**How to complete this task**
Every record, from the first to the last, is to be printed again exactly.

= = = = = = =

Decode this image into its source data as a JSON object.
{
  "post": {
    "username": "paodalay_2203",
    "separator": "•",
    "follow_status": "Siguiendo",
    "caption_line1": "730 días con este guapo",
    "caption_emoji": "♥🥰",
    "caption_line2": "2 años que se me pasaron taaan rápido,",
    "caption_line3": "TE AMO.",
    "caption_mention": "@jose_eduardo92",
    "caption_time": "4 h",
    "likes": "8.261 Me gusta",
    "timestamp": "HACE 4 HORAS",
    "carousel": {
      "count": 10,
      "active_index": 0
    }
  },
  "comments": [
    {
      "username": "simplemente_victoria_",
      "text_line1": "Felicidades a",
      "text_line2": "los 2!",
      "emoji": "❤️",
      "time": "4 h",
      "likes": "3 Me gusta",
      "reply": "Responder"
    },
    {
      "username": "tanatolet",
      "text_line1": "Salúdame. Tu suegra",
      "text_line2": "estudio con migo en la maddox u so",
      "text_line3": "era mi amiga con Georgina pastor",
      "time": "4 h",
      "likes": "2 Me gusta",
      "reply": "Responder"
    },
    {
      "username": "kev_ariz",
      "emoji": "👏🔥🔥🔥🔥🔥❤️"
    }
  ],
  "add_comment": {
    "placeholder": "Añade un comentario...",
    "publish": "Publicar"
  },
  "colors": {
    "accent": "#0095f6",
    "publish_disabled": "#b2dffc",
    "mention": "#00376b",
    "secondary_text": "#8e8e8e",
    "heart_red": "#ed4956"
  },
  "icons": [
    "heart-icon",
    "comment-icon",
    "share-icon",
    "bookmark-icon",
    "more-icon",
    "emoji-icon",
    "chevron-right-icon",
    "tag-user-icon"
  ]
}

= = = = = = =

**Task solution**
Decode this image into its source data as a JSON object.
{
  "post": {
    "username": "paodalay_2203",
    "separator": "•",
    "follow_status": "Siguiendo",
    "caption_line1": "730 días con este guapo",
    "caption_emoji": "♥🥰",
    "caption_line2": "2 años que se me pasaron taaan rápido,",
    "caption_line3": "TE AMO.",
    "caption_mention": "@jose_eduardo92",
    "caption_time": "4 h",
    "likes": "8.261 Me gusta",
    "timestamp": "HACE 4 HORAS",
    "carousel": {
      "count": 10,
      "active_index": 0
    }
  },
  "comments": [
    {
      "username": "simplemente_victoria_",
      "text_line1": "Felicidades a",
      "text_line2": "los 2!",
      "emoji": "❤️",
      "time": "4 h",
      "likes": "3 Me gusta",
      "reply": "Responder"
    },
    {
      "username": "tanatolet",
      "text_line1": "Salúdame. Tu suegra",
      "text_line2": "estudio con migo en la maddox u so",
      "text_line3": "era mi amiga con Georgina pastor",
      "time": "4 h",
      "likes": "2 Me gusta",
      "reply": "Responder"
    },
    {
      "username": "kev_ariz",
      "emoji": "👏🔥🔥🔥🔥🔥❤️"
    }
  ],
  "add_comment": {
    "placeholder": "Añade un comentario...",
    "publish": "Publicar"
  },
  "colors": {
    "accent": "#0095f6",
    "publish_disabled": "#b2dffc",
    "mention": "#00376b",
    "secondary_text": "#8e8e8e",
    "heart_red": "#ed4956"
  },
  "icons": [
    "heart-icon",
    "comment-icon",
    "share-icon",
    "bookmark-icon",
    "more-icon",
    "emoji-icon",
    "chevron-right-icon",
    "tag-user-icon"
  ]
}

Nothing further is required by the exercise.